The fund has delivered a performance of 34.7 per cent versus the IA Equity Income sector average of 24.2 per cent over three years, according to FE.

However, he adds: “We haven’t solved all the problems yet and what we must do is take what we’ve done over the last three years and do better in the next years.”

Talking about the recent FCA study showing many active managers don’t offer value for money compared with passive funds, Avigdori says “results are everything”.

“We won’t deserve to raise money and we won’t deserve to charge what we charge unless we deliver the results”.

The fund has 70 per cent exposure to free cash flow firms, such as Unilever and British American Tobacco, 20 per cent in growth firms, like Arm, and 10 per cent in turnaround firms such as cruising company Carnival.

The UK Income fund invests mainly in FTSE 350 firms. It is a concentrated portfolio of 40 stocks with holdings weight ranging from 1 per cent to 5 per cent.

Avigdori points out that more than 70 per cent UK companies grow their dividends and says many peer fund managers are missing opportunities.

The Income fund sits in the same sector as Neil Woodford’s £9.2bn Equity Income fund.

He says: “There are a lot of big funds and there’s not many small funds and interest in us is still there. I think these guys have done a phenomenal job but the next 10 years for them are going to be very different than the last 10 years.

“There’s no point in trying to recreate what some of these great guys have done.
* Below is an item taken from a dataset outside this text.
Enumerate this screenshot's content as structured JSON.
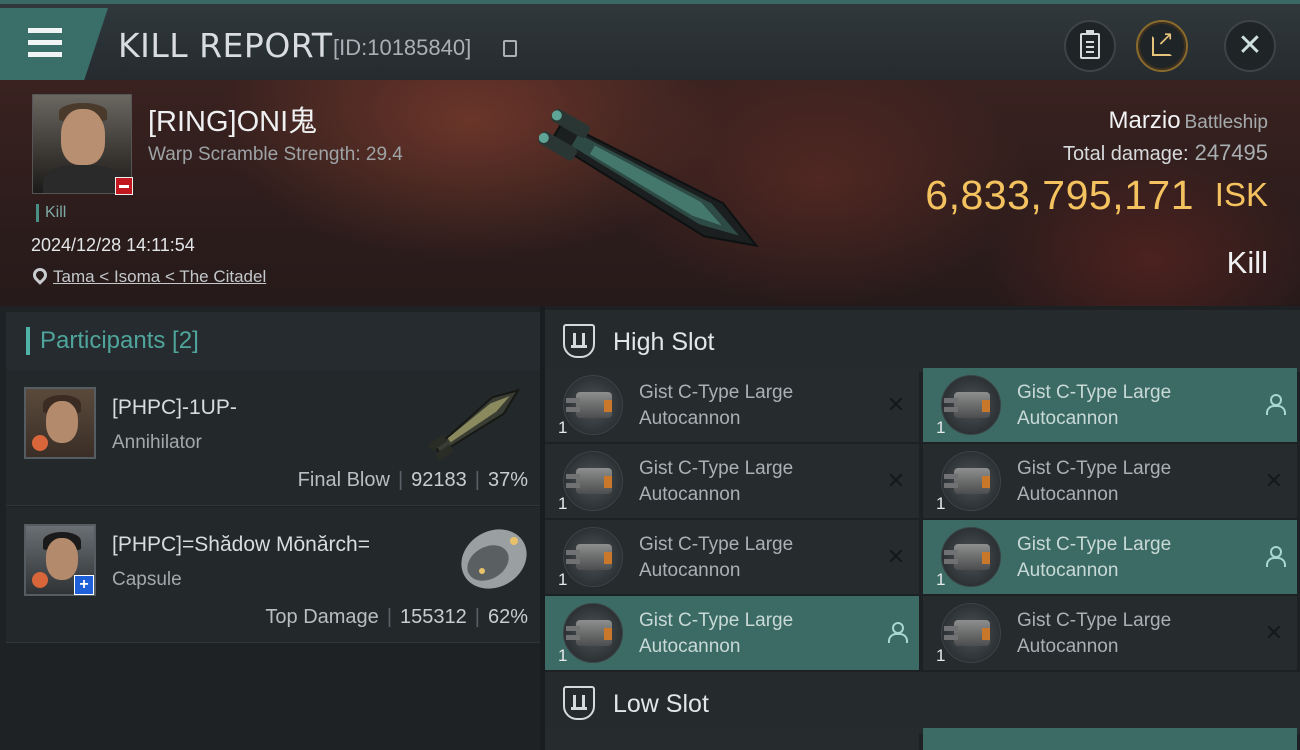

It is about offering a differentiated approach.”

“The benefits of running a small fund in this sector is that we have the ability to be flexible and dynamic and change when we want to. When you get to £7bn some of their positions are bigger than our entire fund.”